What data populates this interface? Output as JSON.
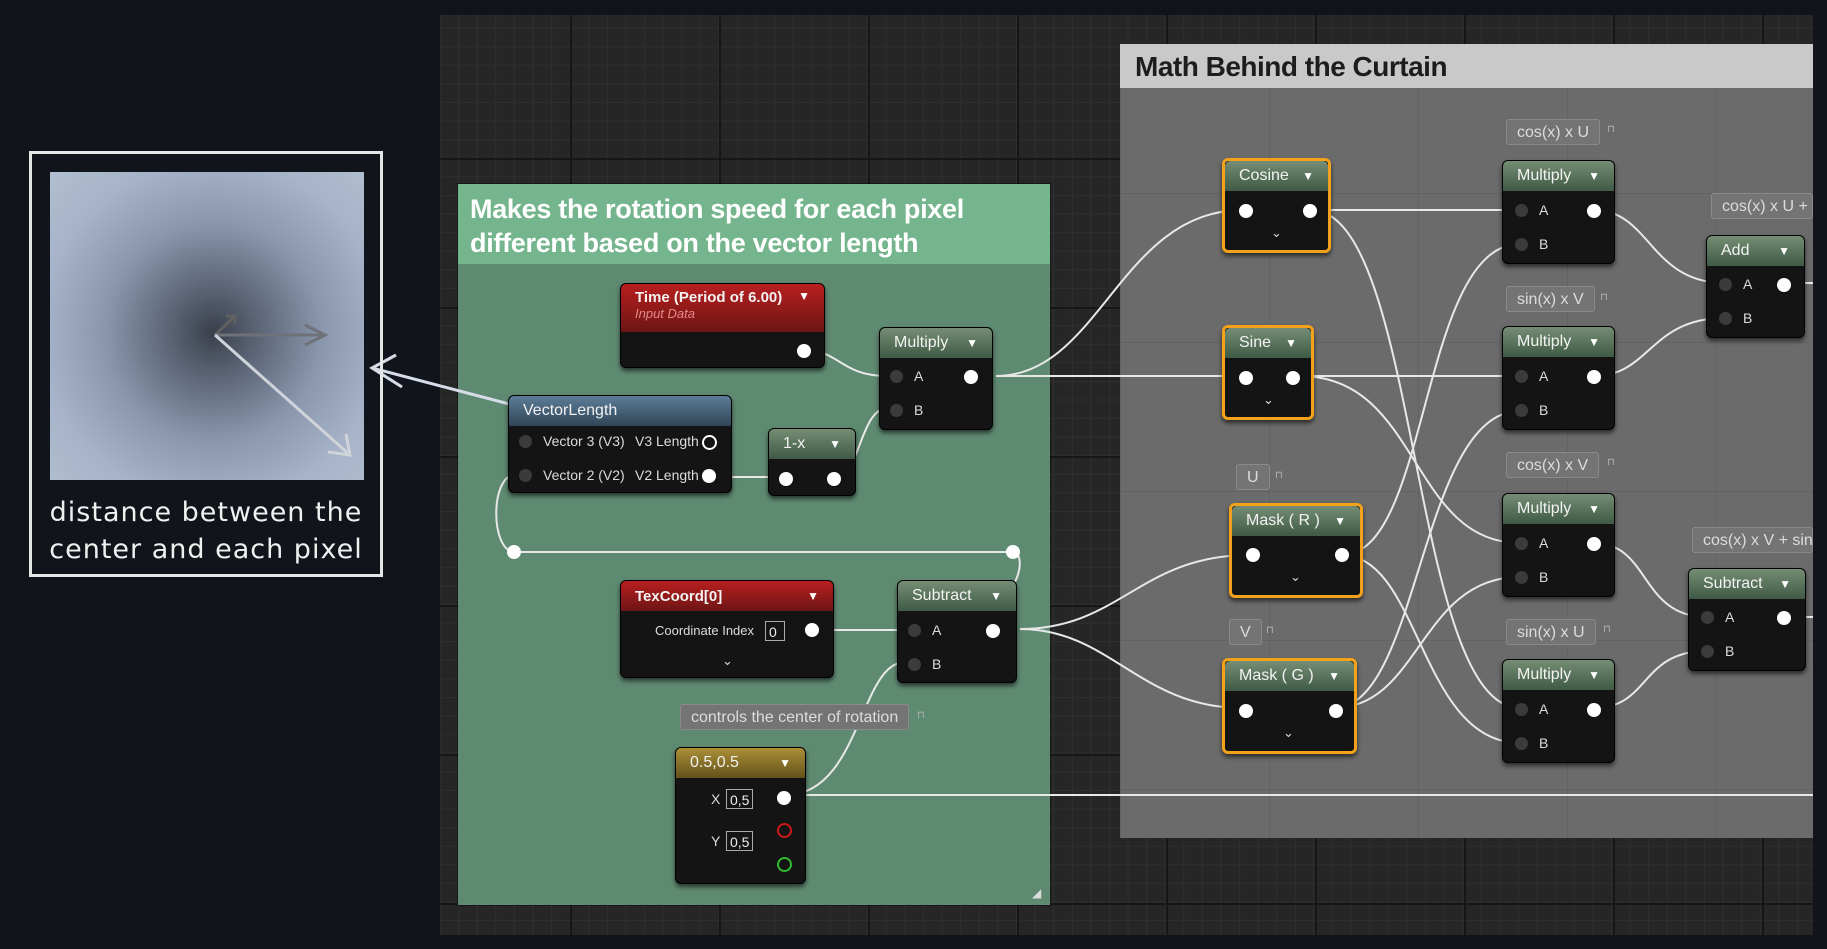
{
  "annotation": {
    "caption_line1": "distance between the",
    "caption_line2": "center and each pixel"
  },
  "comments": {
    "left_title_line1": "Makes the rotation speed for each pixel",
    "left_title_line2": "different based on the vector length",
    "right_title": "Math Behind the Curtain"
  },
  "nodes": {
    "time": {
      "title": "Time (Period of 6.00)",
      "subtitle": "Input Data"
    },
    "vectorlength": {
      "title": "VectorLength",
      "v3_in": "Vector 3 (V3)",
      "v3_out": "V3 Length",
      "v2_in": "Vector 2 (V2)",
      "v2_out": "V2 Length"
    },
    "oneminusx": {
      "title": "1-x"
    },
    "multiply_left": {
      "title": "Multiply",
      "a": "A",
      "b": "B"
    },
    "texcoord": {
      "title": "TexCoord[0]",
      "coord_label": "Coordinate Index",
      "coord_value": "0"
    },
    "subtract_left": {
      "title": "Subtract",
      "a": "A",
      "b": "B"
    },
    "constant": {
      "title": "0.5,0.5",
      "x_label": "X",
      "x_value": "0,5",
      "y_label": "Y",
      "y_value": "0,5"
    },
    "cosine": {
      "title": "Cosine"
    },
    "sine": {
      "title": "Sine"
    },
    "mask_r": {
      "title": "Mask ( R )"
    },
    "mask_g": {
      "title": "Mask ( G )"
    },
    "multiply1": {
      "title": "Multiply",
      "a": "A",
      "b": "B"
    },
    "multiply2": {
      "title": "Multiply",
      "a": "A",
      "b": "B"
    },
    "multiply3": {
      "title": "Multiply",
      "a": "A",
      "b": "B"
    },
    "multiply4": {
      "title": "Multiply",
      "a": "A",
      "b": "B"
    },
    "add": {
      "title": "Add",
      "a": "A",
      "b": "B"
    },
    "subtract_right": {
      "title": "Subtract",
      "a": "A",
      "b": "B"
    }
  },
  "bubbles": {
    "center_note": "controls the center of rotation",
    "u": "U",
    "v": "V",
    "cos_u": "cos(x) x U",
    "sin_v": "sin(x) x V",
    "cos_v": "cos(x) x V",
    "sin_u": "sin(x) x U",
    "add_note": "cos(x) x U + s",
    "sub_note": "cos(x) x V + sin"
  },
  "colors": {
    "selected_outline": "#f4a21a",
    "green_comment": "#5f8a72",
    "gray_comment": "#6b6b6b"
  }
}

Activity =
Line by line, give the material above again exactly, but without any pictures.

Result below =
What data populates this interface? Output as JSON.
{
  "annotation": {
    "caption_line1": "distance between the",
    "caption_line2": "center and each pixel"
  },
  "comments": {
    "left_title_line1": "Makes the rotation speed for each pixel",
    "left_title_line2": "different based on the vector length",
    "right_title": "Math Behind the Curtain"
  },
  "nodes": {
    "time": {
      "title": "Time (Period of 6.00)",
      "subtitle": "Input Data"
    },
    "vectorlength": {
      "title": "VectorLength",
      "v3_in": "Vector 3 (V3)",
      "v3_out": "V3 Length",
      "v2_in": "Vector 2 (V2)",
      "v2_out": "V2 Length"
    },
    "oneminusx": {
      "title": "1-x"
    },
    "multiply_left": {
      "title": "Multiply",
      "a": "A",
      "b": "B"
    },
    "texcoord": {
      "title": "TexCoord[0]",
      "coord_label": "Coordinate Index",
      "coord_value": "0"
    },
    "subtract_left": {
      "title": "Subtract",
      "a": "A",
      "b": "B"
    },
    "constant": {
      "title": "0.5,0.5",
      "x_label": "X",
      "x_value": "0,5",
      "y_label": "Y",
      "y_value": "0,5"
    },
    "cosine": {
      "title": "Cosine"
    },
    "sine": {
      "title": "Sine"
    },
    "mask_r": {
      "title": "Mask ( R )"
    },
    "mask_g": {
      "title": "Mask ( G )"
    },
    "multiply1": {
      "title": "Multiply",
      "a": "A",
      "b": "B"
    },
    "multiply2": {
      "title": "Multiply",
      "a": "A",
      "b": "B"
    },
    "multiply3": {
      "title": "Multiply",
      "a": "A",
      "b": "B"
    },
    "multiply4": {
      "title": "Multiply",
      "a": "A",
      "b": "B"
    },
    "add": {
      "title": "Add",
      "a": "A",
      "b": "B"
    },
    "subtract_right": {
      "title": "Subtract",
      "a": "A",
      "b": "B"
    }
  },
  "bubbles": {
    "center_note": "controls the center of rotation",
    "u": "U",
    "v": "V",
    "cos_u": "cos(x) x U",
    "sin_v": "sin(x) x V",
    "cos_v": "cos(x) x V",
    "sin_u": "sin(x) x U",
    "add_note": "cos(x) x U + s",
    "sub_note": "cos(x) x V + sin"
  },
  "colors": {
    "selected_outline": "#f4a21a",
    "green_comment": "#5f8a72",
    "gray_comment": "#6b6b6b"
  }
}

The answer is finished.